- Blockchain company Bison Trails will now provide its clients with access to Celo, a self-branded competitor to Facebook's Libra.
- Bison Trails is also a founding member of the Libra Association.
- CEO Joe Lallouz explains why his company is betting on both horses.
Blockchain “infrastructure-as-a-service” company and founding Libra Association member Bison Trails is now providing its clients with access to Libra competitor Celo. Any customer of Bison Trails that wishes to participate in Celo’s proof-of-stake blockchain or integrate Celo into their projects may do so with assistance from Bison Trails.
The news comes two months after Bison Trails joined the Celo Alliance for Prosperity, an organization that seeks to make crypto more accessible to the general public.
Celo brands itself as a Libra competitor with the same goal of “banking the unbanked.” One way it does this is by enabling its users to send digital funds directly to each other's phone numbers rather than to long addresses consisting of multiple symbols and characters. The complexity of long addresses can sometimes result in lost funds, or money sent to the wrong address, so simplifying the process could reduce one of crypto’s barriers to entry.
And like Facebook’s Libra, Celo is also backed by several stablecoins designed to limit volatility. Among the currencies users can send to each other will be the network’s own stablecoins Celo Gold (cGLD) and the Celo Dollar (cUSD).

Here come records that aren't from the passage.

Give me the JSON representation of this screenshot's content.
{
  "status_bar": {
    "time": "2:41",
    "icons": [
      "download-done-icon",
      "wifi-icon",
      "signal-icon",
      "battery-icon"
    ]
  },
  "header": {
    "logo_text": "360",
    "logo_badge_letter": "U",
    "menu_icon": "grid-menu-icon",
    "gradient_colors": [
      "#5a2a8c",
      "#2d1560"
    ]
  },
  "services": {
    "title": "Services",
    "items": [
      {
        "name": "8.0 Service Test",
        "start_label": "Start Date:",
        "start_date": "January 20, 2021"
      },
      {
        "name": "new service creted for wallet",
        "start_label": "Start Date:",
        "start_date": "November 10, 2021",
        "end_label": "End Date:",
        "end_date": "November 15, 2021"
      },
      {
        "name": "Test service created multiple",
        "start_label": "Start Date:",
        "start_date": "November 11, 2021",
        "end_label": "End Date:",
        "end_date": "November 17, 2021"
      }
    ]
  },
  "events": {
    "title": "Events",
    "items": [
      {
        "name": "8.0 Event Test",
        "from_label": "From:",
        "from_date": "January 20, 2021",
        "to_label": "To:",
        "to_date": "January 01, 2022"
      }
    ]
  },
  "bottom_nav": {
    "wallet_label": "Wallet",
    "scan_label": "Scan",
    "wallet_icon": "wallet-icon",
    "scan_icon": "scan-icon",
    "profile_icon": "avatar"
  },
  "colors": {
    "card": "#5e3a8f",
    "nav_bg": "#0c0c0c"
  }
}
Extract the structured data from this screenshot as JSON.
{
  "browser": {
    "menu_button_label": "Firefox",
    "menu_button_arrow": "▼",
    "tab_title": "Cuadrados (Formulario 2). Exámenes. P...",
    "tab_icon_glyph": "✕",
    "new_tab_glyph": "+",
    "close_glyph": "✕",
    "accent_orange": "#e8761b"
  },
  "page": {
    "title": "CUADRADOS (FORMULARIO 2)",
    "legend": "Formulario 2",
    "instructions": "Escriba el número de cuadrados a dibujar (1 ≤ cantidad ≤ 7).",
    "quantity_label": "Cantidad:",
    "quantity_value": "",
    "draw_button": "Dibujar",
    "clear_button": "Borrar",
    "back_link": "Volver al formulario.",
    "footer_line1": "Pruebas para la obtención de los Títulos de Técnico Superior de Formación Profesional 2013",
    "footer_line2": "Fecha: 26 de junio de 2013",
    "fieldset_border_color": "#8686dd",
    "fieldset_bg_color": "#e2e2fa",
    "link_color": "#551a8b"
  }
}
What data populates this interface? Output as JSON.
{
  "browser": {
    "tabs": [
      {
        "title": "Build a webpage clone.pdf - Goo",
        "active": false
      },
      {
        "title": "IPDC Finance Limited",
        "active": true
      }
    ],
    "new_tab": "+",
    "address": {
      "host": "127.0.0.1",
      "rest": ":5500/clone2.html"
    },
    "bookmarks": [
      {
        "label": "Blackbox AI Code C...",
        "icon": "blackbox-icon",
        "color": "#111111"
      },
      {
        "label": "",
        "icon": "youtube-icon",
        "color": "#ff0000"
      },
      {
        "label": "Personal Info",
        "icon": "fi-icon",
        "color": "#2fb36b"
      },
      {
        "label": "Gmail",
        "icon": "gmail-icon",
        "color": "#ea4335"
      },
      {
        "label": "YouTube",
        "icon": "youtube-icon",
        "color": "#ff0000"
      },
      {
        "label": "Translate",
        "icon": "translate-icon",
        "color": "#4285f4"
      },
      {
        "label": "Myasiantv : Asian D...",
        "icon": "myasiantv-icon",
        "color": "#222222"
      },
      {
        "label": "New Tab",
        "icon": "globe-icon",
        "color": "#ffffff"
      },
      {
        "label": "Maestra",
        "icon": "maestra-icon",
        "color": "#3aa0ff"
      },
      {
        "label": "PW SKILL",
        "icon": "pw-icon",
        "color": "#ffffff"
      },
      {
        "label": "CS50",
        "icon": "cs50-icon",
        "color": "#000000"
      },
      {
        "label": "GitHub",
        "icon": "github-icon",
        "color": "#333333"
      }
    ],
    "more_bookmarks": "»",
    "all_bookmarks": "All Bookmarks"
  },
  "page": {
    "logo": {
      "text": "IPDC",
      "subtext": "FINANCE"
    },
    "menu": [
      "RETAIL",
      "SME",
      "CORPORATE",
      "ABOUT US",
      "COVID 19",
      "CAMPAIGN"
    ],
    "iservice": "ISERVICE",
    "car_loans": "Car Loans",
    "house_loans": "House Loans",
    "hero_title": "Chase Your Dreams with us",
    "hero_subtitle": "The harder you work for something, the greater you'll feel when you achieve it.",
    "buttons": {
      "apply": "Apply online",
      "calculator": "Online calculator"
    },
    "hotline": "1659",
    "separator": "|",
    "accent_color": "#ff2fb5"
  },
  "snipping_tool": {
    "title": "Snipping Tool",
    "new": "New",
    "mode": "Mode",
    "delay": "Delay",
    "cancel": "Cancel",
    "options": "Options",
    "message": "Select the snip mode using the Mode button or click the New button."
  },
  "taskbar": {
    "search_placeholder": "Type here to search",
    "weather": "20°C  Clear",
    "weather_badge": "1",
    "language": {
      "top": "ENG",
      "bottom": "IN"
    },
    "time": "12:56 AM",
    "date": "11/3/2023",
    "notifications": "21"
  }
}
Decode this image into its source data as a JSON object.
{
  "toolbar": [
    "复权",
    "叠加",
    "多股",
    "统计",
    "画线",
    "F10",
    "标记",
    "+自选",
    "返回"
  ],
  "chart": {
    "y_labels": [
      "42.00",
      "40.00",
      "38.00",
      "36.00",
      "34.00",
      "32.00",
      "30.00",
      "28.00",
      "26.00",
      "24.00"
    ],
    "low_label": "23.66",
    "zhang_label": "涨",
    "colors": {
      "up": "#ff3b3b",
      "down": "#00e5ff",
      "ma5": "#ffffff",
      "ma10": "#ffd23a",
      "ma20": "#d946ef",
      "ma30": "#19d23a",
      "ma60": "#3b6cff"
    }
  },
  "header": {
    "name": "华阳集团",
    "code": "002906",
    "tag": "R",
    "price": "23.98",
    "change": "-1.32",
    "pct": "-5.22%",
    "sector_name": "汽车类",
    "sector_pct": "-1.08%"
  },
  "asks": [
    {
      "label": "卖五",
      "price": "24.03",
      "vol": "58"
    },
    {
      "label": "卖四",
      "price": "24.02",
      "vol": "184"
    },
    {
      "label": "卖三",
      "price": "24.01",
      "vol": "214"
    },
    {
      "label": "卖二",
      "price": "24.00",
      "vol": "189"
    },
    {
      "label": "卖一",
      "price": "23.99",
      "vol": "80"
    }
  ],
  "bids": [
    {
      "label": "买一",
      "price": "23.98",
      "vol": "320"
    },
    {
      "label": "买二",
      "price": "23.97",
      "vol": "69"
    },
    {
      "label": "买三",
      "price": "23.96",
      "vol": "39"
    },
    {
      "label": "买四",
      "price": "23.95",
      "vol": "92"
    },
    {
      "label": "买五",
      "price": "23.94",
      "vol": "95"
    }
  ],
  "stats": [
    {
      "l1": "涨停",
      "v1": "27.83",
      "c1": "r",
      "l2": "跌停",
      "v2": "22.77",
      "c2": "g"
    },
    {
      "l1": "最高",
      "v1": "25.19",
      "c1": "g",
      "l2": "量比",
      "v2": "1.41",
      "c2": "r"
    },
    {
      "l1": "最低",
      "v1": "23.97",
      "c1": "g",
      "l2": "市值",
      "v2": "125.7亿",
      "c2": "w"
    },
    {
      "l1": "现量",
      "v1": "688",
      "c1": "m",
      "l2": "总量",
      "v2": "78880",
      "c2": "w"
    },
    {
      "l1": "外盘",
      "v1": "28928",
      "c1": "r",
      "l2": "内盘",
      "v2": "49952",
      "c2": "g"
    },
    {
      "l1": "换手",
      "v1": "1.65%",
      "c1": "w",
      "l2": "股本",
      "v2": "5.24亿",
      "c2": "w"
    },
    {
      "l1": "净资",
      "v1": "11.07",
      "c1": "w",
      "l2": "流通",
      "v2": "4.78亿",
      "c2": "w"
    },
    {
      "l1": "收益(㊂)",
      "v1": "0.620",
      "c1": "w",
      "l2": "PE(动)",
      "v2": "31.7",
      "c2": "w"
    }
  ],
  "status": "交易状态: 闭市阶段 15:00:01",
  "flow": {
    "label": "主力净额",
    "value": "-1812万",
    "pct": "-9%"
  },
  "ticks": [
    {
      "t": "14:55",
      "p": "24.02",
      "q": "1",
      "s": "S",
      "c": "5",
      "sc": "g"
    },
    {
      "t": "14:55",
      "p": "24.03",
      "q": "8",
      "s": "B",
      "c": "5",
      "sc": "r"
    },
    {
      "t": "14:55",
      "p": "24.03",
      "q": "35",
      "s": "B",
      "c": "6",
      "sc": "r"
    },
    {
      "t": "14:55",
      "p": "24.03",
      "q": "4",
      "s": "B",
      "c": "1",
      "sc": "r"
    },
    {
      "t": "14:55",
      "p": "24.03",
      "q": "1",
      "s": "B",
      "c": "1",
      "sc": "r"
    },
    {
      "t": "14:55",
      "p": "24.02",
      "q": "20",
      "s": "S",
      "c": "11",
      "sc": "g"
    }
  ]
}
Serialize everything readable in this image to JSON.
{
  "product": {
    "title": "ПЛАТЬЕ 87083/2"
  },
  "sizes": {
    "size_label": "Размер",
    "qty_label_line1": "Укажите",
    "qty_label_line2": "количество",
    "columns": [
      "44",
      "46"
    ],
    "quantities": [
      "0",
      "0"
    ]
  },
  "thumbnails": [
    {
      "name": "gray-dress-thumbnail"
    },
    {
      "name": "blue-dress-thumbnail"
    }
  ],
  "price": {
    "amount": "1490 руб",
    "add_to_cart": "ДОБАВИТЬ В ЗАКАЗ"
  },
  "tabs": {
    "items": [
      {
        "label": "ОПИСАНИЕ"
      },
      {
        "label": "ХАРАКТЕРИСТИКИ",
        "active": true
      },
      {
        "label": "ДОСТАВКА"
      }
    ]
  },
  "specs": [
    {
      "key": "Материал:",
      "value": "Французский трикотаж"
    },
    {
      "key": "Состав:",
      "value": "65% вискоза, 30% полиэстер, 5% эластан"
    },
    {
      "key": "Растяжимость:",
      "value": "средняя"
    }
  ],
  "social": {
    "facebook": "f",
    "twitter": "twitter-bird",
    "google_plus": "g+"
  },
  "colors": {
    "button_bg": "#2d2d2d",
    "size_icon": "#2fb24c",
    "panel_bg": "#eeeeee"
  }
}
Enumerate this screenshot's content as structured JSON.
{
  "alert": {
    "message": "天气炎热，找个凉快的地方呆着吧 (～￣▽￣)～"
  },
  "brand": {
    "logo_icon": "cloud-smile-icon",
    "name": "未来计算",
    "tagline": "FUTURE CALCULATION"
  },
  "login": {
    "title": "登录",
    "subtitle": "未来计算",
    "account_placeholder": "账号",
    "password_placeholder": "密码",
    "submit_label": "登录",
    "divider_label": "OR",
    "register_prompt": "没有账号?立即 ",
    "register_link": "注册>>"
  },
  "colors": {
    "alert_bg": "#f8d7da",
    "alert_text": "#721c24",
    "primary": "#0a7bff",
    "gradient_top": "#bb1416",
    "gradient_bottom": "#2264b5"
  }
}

By partnering with Bison Trails, it potentially opens up Celo’s network to new users, who can now participate in Celo by running nodes with Bison Trails. The idea is to boost Celo’s adoption by getting more users on its network without requiring these users to have any technical core competency or expertise in the protocol-specific blockchain infrastructure.
But why would Bison Trails, a founding member of Libra, want to help a network that positions itself as a direct competitor? In an interview with Decrypt, Bison Trails CEO Joe Lallouz said that his company is, in fact, blockchain “agnostic.” Bison Trails, he said, is ready and willing to work with any project it thinks will move the crypto industry forward in a positive way.
“We joined both the Libra Association and the Celo Alliance for Prosperity because we believe there’s a need for groups of incentive-aligned participants to help govern, secure, support and further these protocols through collaboration,” Lallouz said.
While Celo is a potential rival to Libra, the projects are different on a technical level, he explained. Libra, for example, is permissioned. The project is governed by the Libra Association, and membership is regularly controlled by Association affiliates. Celo, by contrast, is permissionless and more decentralized, said Lallouz.
But Bison Trails is interested in both projects because they share the same goal of making the world “more financially inclusive,” he said.
“We support both projects, and we believe they can coexist,” said Lallouz. “Our focus is to help these networks have the infrastructure necessary to achieve massive scale and adoption. This aligns with our goal of strengthening the entire blockchain ecosystem to enable the pioneers of tomorrow.”
Bison Trails is not the only company to support both Celo and Libra. Digital asset custody company Anchorage, as well venture capital firms Coinbase Ventures and Andreessen Horowitz, are also backing both projects.